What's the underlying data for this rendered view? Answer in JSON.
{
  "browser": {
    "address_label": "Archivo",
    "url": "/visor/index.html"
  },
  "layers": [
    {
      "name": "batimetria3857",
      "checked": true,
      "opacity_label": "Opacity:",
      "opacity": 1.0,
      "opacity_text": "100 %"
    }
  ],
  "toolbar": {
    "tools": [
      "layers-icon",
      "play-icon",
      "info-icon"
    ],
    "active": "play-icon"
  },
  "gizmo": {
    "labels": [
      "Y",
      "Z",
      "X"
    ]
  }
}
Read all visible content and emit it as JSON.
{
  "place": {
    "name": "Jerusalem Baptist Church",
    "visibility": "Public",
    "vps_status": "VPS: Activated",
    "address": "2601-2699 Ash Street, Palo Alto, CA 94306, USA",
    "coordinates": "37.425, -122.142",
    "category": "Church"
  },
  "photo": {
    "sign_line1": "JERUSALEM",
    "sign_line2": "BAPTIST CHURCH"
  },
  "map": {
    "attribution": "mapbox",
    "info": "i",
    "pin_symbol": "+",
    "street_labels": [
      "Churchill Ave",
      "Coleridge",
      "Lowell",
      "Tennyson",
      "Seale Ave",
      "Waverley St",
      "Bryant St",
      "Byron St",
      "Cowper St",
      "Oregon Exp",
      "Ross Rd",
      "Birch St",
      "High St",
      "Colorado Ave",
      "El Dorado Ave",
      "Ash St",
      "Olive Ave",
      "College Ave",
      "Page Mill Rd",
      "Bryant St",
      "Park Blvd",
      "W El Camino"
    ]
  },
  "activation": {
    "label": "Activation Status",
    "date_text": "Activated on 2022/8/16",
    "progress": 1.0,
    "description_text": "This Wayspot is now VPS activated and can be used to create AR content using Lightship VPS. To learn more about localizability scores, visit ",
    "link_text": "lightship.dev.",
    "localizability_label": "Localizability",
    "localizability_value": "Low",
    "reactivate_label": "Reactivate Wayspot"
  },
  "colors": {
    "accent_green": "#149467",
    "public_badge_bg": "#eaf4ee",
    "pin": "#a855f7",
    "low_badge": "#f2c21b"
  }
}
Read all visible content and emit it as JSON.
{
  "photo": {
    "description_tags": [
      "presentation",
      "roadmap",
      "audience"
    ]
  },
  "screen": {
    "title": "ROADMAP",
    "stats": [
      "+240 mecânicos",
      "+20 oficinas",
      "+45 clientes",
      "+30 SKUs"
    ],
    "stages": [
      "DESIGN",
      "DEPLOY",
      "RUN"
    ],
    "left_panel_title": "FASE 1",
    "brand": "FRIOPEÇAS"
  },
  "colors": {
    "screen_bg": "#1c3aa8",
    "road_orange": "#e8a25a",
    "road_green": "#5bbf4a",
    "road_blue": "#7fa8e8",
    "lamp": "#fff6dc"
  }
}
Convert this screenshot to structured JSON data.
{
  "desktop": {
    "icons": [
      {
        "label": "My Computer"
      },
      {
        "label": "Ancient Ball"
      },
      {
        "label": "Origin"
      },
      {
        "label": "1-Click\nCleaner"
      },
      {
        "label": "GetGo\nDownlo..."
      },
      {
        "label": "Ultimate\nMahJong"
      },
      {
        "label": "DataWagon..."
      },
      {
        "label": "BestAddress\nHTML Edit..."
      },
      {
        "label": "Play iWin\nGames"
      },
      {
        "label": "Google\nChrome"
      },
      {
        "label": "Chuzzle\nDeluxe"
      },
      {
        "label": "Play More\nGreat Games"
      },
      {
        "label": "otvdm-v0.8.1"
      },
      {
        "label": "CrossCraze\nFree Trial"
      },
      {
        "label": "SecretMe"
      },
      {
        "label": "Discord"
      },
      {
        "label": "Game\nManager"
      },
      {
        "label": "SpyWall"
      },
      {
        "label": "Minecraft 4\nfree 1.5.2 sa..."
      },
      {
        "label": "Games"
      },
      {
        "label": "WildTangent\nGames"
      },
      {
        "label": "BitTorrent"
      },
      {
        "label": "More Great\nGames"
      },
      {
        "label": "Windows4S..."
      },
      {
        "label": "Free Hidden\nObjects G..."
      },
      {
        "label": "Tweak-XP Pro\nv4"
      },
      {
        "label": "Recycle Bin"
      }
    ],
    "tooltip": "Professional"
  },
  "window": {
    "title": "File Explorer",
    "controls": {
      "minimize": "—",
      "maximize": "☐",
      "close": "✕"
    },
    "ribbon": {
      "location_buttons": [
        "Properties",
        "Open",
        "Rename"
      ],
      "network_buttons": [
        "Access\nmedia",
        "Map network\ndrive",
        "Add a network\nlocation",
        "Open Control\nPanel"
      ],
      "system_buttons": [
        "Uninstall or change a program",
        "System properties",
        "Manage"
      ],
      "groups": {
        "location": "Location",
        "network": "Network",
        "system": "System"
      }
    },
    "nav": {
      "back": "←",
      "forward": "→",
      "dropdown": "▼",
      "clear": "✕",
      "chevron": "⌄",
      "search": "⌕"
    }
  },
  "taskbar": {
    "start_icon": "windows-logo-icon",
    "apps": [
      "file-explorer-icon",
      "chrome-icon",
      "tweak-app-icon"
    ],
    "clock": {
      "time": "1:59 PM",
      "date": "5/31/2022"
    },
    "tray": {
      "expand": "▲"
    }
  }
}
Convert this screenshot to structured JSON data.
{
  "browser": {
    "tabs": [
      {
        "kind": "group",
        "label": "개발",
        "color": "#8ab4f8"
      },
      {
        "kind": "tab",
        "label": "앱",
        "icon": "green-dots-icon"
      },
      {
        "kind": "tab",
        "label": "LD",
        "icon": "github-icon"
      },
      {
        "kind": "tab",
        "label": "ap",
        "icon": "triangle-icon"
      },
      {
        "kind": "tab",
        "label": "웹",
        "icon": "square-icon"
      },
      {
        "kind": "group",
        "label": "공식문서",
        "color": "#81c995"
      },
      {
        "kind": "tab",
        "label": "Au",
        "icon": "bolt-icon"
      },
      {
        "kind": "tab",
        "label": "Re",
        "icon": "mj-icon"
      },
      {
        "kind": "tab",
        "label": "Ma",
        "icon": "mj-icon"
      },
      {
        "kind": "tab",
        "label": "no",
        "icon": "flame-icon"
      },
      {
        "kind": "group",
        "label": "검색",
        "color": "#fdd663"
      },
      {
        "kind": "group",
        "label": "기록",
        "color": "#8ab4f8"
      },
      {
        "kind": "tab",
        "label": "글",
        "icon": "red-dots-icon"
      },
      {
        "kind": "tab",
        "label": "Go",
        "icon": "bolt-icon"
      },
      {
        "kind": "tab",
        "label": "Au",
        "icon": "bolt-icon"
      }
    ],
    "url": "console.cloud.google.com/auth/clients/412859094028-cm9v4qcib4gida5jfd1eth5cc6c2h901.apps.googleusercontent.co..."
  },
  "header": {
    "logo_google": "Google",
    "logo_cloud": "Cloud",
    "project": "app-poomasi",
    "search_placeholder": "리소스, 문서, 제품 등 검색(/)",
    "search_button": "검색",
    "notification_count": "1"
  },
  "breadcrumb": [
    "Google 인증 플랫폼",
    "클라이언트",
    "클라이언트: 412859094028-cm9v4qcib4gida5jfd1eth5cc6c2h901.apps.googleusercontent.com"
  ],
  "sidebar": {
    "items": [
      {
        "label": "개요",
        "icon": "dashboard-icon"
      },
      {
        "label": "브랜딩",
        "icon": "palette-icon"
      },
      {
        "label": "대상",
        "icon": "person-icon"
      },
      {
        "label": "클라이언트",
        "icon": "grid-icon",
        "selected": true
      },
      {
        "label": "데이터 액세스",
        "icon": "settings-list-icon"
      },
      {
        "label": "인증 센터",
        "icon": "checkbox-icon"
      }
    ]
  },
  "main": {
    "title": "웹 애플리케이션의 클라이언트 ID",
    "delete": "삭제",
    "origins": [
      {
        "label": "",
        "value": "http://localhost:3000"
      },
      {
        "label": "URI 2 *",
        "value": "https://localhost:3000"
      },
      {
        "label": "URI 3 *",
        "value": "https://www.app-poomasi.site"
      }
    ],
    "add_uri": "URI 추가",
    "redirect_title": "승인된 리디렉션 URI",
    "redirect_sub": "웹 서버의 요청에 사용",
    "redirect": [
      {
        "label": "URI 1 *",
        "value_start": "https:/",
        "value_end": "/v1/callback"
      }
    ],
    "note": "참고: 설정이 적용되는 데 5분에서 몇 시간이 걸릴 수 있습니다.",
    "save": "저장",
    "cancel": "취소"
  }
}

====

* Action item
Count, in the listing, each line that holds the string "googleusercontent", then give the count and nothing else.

* Written solution
2